An unmanned NASA rocket has exploded seconds after lift-off from a commercial launch pad in the US state of Virginia.
The Antares rocket launched on Tuesday was on a mission to supply the International Space Station when it exploded and crashed back to earth, a NASA TV broadcast showed.
The 14-storey rocket, built and launched by Orbital Sciences Corp, bolted off its seaside launch pad at the Wallops Flight Facility. It exploded seconds later.
The cause of the accident was not immediately known, said NASA mission commentator Dan Huot.
NASA said there were no injuries.
"This has been a lot of hard work to get to this point," Orbital Sciences Executive Vice President Frank Culbertson told the launch team just before lift-off.
The Launch had been delayed one day after a boat sailed into a restricted safety zone beneath the rocket's intended flight path.
Virginia-based Orbital Sciences is one of two companies hired by NASA to fly cargo to the station after the space shuttles were retired. Tuesday's planned flight was to be the third of eight under the company's $1.9bn contract with NASA.
Antares carried a Cygnus spacecraft packed with 5,055 pounds (2,293kg) of supplies, science experiments and equipment, a 15 percent increase over previous missions.

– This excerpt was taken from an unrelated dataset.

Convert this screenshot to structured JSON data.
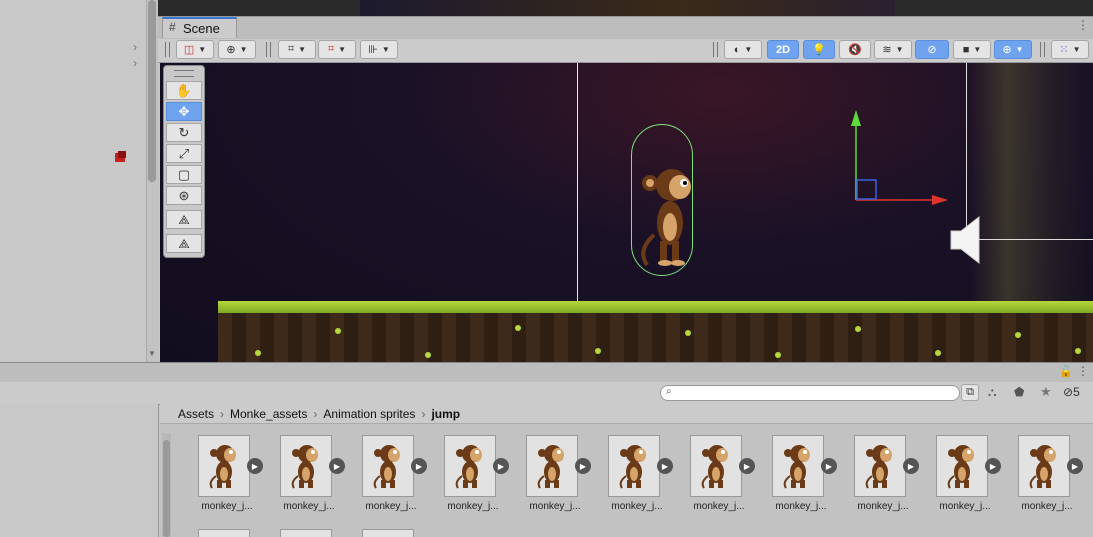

Cygnus was to loiter in orbit until November 2, then fly itself to the station so astronauts can use a robotic crane to snare the capsule and attach it to a berthing port. The station, a $100bn research laboratory owned and operated by 15 nations, flies about 260 miles (418km) above Earth.